__What you are asked to do__: Search the data below for the string "sleutel" and copy all lines where it shows up.
Dataset excerpts Block Start
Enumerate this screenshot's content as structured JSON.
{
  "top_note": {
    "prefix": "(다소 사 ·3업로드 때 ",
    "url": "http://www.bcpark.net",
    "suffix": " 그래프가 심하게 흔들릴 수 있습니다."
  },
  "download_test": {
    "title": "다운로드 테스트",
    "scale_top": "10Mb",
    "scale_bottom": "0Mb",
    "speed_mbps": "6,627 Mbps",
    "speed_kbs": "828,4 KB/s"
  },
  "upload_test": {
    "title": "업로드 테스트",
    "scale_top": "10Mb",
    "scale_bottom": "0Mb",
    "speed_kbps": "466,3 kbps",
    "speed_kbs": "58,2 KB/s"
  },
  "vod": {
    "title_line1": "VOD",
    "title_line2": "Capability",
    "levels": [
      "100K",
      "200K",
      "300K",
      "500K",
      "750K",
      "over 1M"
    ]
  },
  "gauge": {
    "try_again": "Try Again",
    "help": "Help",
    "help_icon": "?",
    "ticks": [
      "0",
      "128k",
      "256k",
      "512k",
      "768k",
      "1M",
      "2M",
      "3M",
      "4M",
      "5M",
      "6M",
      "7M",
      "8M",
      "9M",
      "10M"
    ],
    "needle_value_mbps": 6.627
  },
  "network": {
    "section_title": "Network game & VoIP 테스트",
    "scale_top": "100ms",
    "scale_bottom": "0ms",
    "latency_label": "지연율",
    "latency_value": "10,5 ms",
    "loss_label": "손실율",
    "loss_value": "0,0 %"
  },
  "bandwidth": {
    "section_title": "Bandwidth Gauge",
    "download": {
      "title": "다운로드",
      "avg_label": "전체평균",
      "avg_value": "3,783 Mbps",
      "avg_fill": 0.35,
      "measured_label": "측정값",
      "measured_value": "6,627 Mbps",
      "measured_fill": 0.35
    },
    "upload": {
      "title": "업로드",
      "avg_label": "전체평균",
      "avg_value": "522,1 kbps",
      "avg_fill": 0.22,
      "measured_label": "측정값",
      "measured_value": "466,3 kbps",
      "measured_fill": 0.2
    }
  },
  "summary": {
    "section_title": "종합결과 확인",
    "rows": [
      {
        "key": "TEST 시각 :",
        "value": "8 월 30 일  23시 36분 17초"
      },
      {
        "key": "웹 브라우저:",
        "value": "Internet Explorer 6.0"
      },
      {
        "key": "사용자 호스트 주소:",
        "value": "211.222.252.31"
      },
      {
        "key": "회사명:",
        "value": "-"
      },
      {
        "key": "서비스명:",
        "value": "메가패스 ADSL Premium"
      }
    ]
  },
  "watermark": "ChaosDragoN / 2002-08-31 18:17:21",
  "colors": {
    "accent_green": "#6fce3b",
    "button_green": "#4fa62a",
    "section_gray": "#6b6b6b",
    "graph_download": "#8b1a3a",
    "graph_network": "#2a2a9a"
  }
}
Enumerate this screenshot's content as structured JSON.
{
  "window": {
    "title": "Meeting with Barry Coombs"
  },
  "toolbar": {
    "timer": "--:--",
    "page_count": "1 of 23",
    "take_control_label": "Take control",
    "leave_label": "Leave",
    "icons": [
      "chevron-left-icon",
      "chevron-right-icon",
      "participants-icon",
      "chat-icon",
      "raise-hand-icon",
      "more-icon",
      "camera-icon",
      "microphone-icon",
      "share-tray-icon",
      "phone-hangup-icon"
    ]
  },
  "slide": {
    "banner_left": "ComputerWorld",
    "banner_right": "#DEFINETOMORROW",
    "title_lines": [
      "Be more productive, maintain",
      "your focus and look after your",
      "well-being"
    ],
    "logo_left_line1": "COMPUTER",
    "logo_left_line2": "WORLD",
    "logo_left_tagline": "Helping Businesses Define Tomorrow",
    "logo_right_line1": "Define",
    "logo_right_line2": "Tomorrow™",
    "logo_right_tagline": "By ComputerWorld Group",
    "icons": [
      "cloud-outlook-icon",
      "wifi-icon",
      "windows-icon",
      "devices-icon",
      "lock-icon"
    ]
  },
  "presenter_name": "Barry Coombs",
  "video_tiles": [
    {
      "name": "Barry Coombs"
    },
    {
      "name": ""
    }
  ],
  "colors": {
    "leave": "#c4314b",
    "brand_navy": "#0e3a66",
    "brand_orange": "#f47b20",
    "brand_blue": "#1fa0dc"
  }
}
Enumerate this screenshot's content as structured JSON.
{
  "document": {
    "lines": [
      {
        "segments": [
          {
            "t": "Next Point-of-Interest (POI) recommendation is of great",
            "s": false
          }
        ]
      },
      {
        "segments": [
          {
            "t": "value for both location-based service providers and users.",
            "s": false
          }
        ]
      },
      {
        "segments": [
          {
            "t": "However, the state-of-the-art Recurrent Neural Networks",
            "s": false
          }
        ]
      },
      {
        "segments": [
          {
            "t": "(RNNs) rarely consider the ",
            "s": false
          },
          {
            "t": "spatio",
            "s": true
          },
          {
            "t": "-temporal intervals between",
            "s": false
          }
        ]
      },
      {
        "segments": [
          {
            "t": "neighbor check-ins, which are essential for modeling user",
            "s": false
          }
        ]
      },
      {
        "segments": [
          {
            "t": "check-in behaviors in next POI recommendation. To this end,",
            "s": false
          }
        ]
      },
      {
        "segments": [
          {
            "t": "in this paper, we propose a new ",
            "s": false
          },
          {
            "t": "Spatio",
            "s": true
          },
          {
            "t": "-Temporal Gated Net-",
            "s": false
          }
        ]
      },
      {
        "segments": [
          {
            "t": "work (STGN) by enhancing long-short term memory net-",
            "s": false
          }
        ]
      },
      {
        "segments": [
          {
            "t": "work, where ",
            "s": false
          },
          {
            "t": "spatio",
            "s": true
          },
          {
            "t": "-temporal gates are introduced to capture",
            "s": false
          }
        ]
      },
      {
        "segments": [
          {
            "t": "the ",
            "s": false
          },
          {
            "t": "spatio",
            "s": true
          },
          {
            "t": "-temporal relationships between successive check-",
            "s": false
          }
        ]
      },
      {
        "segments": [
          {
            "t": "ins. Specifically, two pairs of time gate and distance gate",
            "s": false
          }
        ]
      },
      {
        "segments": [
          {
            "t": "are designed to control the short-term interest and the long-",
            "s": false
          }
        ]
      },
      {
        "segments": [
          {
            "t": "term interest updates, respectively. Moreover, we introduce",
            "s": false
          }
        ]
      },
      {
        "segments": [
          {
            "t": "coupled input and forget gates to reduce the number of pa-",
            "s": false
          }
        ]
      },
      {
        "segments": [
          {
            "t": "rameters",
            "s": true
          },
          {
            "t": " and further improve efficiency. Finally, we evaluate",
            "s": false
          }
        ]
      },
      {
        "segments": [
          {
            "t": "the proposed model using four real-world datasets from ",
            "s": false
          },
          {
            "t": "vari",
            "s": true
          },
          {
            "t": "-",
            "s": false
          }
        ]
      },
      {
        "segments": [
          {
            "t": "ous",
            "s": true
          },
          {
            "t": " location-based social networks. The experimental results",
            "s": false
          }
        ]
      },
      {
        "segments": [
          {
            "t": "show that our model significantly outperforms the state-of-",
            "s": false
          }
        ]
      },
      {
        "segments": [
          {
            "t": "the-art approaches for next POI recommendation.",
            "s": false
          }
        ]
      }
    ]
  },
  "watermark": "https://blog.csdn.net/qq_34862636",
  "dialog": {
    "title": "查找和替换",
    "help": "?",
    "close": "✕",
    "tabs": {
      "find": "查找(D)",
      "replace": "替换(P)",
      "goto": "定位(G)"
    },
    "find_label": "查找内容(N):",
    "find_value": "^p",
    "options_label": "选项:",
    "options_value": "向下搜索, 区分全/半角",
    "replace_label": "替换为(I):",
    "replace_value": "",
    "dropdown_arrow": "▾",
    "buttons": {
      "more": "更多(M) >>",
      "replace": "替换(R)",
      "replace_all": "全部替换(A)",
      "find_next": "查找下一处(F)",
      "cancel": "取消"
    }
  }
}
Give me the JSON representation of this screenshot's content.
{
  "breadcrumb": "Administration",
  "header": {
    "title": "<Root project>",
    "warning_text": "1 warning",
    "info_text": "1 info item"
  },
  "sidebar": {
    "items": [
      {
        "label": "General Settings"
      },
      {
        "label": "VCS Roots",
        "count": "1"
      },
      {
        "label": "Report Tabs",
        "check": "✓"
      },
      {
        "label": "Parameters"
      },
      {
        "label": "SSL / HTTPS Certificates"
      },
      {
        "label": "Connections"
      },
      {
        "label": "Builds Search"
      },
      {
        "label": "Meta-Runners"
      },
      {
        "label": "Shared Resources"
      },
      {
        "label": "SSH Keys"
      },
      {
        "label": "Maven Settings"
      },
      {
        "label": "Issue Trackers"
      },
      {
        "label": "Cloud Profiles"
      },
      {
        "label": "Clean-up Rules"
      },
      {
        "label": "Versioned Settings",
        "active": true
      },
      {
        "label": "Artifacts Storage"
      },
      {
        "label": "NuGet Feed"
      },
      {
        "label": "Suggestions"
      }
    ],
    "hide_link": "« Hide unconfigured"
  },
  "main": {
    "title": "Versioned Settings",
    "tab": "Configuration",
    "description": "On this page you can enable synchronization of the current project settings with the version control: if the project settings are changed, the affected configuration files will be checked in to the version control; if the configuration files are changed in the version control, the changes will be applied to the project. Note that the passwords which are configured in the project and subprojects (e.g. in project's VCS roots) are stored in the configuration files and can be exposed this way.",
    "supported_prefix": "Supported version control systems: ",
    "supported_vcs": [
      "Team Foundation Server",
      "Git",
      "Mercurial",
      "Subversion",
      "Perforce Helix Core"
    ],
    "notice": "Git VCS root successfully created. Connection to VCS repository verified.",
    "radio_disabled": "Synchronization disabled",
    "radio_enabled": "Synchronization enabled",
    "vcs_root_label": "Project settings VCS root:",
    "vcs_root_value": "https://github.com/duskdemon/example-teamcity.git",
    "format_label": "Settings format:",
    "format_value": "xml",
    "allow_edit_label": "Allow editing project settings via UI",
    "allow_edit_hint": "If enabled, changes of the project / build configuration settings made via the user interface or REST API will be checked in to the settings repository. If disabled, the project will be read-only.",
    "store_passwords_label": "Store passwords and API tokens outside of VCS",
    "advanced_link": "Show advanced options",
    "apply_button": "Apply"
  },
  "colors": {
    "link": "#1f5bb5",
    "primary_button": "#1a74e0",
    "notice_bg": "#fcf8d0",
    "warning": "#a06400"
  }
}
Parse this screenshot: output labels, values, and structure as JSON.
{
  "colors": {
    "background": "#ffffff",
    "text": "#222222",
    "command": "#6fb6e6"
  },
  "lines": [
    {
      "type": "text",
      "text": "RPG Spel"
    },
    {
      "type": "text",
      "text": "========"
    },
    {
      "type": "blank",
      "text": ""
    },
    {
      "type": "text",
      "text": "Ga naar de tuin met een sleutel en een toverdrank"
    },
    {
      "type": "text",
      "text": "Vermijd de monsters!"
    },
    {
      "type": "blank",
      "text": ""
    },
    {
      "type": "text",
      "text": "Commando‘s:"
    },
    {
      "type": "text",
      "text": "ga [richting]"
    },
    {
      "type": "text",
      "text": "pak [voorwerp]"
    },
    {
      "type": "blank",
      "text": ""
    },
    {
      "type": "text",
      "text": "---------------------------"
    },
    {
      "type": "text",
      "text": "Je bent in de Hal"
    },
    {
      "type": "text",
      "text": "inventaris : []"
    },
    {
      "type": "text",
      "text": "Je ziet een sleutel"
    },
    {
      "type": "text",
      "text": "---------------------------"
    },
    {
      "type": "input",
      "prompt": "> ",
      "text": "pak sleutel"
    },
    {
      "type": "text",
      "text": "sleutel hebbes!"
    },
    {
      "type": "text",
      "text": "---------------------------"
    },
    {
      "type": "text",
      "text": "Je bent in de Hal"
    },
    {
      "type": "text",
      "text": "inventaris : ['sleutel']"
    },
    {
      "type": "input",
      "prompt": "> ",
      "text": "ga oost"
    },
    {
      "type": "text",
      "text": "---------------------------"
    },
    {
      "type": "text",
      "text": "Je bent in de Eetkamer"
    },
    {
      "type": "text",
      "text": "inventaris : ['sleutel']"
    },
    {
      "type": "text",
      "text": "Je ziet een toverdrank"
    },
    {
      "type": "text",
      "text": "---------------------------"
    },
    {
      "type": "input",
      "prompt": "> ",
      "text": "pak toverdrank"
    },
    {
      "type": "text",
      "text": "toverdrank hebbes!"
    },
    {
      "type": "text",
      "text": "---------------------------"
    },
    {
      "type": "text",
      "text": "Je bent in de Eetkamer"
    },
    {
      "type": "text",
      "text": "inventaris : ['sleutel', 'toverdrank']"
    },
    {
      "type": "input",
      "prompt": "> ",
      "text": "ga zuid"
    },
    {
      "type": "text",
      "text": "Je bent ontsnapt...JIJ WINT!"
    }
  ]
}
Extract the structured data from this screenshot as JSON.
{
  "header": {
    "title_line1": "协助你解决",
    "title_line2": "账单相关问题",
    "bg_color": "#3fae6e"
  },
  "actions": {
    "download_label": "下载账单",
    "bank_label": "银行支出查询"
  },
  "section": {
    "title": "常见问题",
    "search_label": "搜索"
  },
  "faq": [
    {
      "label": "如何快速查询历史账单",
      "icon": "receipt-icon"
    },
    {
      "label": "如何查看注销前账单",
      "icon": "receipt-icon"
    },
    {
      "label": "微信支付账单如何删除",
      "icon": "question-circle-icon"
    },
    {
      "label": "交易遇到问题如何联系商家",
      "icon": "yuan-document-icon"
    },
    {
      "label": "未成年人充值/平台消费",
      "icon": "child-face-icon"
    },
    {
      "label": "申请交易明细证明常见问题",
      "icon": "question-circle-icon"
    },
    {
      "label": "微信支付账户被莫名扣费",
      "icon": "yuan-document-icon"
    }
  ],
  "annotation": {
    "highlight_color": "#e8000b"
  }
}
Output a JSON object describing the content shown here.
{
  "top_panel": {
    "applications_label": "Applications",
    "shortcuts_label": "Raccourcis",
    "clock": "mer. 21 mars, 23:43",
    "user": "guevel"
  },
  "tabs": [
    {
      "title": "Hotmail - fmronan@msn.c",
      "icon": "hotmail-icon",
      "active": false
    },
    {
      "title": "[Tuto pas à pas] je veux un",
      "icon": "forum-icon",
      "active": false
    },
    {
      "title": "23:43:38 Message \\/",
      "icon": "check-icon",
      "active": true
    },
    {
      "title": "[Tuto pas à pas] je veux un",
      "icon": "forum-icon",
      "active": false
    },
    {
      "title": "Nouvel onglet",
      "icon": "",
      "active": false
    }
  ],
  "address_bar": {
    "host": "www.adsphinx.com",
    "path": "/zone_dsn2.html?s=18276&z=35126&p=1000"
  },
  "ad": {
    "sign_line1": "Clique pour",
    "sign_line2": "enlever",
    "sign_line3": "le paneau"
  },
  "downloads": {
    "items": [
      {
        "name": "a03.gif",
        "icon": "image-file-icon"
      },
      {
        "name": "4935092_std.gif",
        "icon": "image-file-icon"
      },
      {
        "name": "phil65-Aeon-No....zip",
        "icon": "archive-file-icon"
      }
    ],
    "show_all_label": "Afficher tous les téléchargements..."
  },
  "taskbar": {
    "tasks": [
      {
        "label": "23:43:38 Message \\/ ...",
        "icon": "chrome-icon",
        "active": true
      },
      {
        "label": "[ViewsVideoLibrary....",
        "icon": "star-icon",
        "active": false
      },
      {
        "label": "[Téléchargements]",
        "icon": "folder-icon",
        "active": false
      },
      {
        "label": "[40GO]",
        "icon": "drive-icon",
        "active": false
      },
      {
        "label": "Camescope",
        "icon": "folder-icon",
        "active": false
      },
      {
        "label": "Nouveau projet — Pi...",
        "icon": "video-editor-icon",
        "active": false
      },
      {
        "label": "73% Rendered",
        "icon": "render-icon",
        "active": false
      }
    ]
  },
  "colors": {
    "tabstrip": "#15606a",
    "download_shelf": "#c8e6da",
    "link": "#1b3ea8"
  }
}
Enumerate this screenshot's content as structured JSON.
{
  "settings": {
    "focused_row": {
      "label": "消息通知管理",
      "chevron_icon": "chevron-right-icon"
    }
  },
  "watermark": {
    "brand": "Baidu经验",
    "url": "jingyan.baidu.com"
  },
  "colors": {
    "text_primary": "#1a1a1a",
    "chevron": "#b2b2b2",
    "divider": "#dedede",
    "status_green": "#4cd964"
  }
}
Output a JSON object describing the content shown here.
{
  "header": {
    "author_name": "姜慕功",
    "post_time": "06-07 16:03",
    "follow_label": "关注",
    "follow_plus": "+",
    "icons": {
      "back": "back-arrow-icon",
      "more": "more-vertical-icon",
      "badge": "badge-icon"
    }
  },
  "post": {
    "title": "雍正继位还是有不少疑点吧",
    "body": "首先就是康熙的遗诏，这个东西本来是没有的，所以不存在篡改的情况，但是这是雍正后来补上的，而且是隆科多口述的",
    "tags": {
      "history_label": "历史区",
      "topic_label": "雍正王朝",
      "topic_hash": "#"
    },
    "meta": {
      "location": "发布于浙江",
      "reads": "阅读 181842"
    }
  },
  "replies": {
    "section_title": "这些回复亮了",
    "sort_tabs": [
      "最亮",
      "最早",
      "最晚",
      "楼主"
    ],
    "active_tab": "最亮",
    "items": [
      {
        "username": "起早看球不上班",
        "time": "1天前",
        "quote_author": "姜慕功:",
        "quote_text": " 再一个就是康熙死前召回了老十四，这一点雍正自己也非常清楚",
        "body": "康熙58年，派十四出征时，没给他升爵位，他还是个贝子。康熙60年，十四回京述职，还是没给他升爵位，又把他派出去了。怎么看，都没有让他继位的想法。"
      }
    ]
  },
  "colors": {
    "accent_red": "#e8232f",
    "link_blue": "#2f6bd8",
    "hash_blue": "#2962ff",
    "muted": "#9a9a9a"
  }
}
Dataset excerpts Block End
__Exercise response__:
      "text": "Ga naar de tuin met een sleutel en een toverdrank"
      "text": "Je ziet een sleutel"
      "text": "pak sleutel"
      "text": "sleutel hebbes!"
      "text": "inventaris : ['sleutel']"
      "text": "inventaris : ['sleutel']"
      "text": "inventaris : ['sleutel', 'toverdrank']"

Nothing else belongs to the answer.